Why SMBs With Old Routers ‘Now Are A Target’ For Nation-State Hackers

All businesses that work with critical infrastructure providers should take notice, after the disclosure of a China-linked attack that compromised hundreds of small business and home routers, a cybersecurity veteran tells CRN.

A recent China-linked router hacking campaign demonstrates that even SMBs have become a major target for nation-state threat actors, according to a critical infrastructure security veteran.

The incident, revealed this week by the FBI, underscores the fact that companies of any size that serve as suppliers to U.S. critical infrastructure providers are at risk, said Michael Welch, a former CISO within critical infrastructure sectors.

Such small businesses “may not think they're a target,” Welch, who is now a managing director at consultancy MorganFranklin Consulting, told CRN. “But because they are a supplier to a critical infrastructure, they now are a target.”

[Related: US Agencies Must Disconnect Ivanti VPN Devices Amid ‘Substantial Threat’: CISA]

On Wednesday, the FBI disclosed that a recent operation succeeded at disrupting the efforts of Volt Typhoon — which is backed by the Chinese government, according to the agency — to compromise U.S. critical infrastructure providers. Targets included providers of critical services including communications, energy, water and transportation, the FBI said.

Specifically, Volt Typhoon was found to have hijacked “hundreds” of small business and home routers based in the U.S. as part of the scheme, according to the FBI. The routers together formed an assembly of malware-infected devices, known as a botnet, which the threat group could use for launching an attack against U.S. critical infrastructure, the FBI said.

Volt Typhoon acquired these “launching pads” for critical infrastructure attacks through exploiting vulnerabilities in small office and home office routers, the U.S. Cybersecurity and Infrastructure Security Agency (CISA) and FBI said Wednesday.

The “vast majority” of routers in the Volt Typhoon botnet were end-of-life routers from Cisco and NetGear, which are no longer supported with security updates, the FBI said.

In a statement, Cisco said it is “aware of reported attacks on some End-of-Life networking products.” For customers, “it’s important to realize the security risk of running such products. As risks evolve, so does the design of products to stay ahead of malicious actors,” the company said.

CRN has reached out to NetGear for comment.

‘A Larger Target’

The use of old, unsupported routers by SMBs is not uncommon due to the cost for upgrading, according to Welch, who heads MorganFranklin’s utilities, industrial and critical infrastructure security unit.

“If they don't think they're a target, then they're not going to upgrade,” he said. “But now they just made it easy for the bad actors to compromise that device and make it part of that botnet.”

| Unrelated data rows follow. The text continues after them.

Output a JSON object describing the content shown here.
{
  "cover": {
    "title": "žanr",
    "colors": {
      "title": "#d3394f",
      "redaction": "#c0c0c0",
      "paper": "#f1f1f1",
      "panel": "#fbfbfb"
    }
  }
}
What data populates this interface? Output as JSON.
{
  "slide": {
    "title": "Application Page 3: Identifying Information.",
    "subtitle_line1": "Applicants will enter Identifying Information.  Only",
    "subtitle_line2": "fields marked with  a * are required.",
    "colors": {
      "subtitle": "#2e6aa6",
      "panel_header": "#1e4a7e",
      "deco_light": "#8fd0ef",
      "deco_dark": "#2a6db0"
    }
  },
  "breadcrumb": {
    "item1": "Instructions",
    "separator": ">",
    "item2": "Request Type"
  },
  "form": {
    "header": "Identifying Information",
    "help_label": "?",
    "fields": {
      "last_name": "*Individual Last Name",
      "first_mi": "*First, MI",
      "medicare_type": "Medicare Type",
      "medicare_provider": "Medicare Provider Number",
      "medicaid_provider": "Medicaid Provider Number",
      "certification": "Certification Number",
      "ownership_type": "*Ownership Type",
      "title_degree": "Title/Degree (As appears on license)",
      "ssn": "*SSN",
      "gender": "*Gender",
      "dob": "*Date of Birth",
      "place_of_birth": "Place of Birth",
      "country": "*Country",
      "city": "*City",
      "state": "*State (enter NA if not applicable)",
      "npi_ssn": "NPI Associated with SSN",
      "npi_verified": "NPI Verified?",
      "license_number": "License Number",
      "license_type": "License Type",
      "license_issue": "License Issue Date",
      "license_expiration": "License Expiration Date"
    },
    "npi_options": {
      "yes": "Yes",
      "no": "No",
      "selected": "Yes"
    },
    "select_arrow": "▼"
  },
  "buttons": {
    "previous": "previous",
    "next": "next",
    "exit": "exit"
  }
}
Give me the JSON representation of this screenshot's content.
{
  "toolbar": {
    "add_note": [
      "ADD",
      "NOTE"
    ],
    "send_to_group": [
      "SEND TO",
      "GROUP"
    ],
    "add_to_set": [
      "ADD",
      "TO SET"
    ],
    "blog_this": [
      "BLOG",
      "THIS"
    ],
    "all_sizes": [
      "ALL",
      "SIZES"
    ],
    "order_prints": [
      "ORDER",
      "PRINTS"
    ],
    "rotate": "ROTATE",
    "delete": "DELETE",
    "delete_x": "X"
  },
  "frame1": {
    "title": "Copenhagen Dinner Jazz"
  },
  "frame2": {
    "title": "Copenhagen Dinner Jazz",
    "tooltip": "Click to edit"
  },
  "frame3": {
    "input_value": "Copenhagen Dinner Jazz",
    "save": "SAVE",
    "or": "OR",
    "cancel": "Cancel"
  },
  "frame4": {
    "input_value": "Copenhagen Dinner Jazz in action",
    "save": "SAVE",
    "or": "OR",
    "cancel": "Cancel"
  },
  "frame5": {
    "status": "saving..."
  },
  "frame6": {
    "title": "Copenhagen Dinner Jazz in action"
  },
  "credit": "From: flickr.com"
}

Nation-state threat actors know that if they directly target a critical infrastructure provider on their own, and it comes from an IP address in China or North Korea, they're going to be blocked, Welch said.

But if they’re able to use domestically located routers, it will likely just be assumed that what they’re doing is harmless scanning activity, he said.

It’s also relatively easy for threat actors to determine which businesses are suppliers to critical infrastructure providers, according to Welch, who formerly worked in critical infrastructure sectors at companies including electric and gas utility Duke Energy and foods supplier OSI Group.

Thus, if your company works with critical infrastructure customers, but thinks it’s not a target itself, the reality is that “you are,” he said. “The bad actors don't really care. You're an IP address to them.”

Ultimately, “if you are a supplier to the critical infrastructure space, it does make you a larger target,” Welch said.

Cybercrime And Critical Infrastructure

Welch also said he agreed with concerns aired this week by Robert M. Lee, co-founder and CEO of industrial cybersecurity firm Dragos, about the heightened threat to critical infrastructure from cybercriminals.

In comments during a press briefing, Lee said that a group such as Volt Typhoon would likely have the resources to develop toolsets that are reusable across many different sectors of critical infrastructure.

One such toolset, known as Pipedream, was discovered by Dragos in 2022 before it could be used. Cybersecurity firm Mandiant said at the time that the toolset was “consistent with Russia's historical interest in ICS.”

Pipedream set off alarm bells because it could be deployed against “any different industry,” Lee said — making it a “highly scalable” way to “interact with industrial networks and environments to cause physical destruction.”

Right now, “what concerns me is that other countries are working on very similar capabilities, and [Pipedream] still exists in that country,” Lee said. "And these capabilities are going to start proliferating to criminals."